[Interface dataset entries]

- - - - -

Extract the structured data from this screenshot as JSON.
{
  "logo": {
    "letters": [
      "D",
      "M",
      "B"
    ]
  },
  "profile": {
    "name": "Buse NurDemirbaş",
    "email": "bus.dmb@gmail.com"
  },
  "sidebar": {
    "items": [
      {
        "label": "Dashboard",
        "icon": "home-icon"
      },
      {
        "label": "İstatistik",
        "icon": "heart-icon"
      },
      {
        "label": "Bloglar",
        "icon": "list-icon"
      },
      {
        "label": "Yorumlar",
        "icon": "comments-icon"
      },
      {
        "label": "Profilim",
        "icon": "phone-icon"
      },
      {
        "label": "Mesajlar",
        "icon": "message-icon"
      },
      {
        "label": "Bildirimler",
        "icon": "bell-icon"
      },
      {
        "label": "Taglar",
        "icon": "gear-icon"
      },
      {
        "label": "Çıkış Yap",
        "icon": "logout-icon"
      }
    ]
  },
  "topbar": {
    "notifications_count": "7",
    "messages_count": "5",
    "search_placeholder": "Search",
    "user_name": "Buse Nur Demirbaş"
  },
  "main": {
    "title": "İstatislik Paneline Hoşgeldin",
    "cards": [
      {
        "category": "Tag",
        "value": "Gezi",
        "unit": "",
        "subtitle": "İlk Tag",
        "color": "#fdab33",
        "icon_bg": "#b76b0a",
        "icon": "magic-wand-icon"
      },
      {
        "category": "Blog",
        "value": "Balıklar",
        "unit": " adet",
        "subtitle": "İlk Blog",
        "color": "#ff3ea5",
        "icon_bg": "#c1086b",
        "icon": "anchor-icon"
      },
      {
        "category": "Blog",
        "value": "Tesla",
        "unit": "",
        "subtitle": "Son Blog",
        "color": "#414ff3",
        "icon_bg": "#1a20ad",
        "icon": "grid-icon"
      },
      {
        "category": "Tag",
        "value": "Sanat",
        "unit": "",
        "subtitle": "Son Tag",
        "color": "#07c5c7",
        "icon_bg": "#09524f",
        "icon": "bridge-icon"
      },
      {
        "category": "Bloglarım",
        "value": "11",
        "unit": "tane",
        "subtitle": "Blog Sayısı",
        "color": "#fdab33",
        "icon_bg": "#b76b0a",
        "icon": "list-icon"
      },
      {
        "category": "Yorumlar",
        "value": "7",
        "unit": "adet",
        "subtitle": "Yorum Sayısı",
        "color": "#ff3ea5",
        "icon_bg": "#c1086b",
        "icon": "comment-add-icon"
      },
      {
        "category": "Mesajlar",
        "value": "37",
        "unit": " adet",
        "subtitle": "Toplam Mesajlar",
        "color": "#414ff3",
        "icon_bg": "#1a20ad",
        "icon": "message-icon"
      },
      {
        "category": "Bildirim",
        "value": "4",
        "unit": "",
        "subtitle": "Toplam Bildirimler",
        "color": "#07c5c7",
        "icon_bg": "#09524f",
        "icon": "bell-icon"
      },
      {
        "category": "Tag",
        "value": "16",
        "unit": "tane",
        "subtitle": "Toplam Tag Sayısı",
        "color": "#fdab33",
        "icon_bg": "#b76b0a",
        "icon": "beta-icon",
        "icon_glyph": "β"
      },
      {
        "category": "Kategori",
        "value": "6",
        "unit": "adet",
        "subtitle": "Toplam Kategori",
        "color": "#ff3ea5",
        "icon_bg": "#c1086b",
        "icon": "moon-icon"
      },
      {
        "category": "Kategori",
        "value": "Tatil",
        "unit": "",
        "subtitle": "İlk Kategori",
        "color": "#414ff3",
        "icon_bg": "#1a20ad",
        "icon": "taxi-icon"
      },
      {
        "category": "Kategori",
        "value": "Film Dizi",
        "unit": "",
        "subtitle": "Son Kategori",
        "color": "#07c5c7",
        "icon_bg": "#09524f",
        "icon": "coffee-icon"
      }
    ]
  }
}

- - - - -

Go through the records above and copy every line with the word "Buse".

    "name": "Buse NurDemirbaş",
    "user_name": "Buse Nur Demirbaş"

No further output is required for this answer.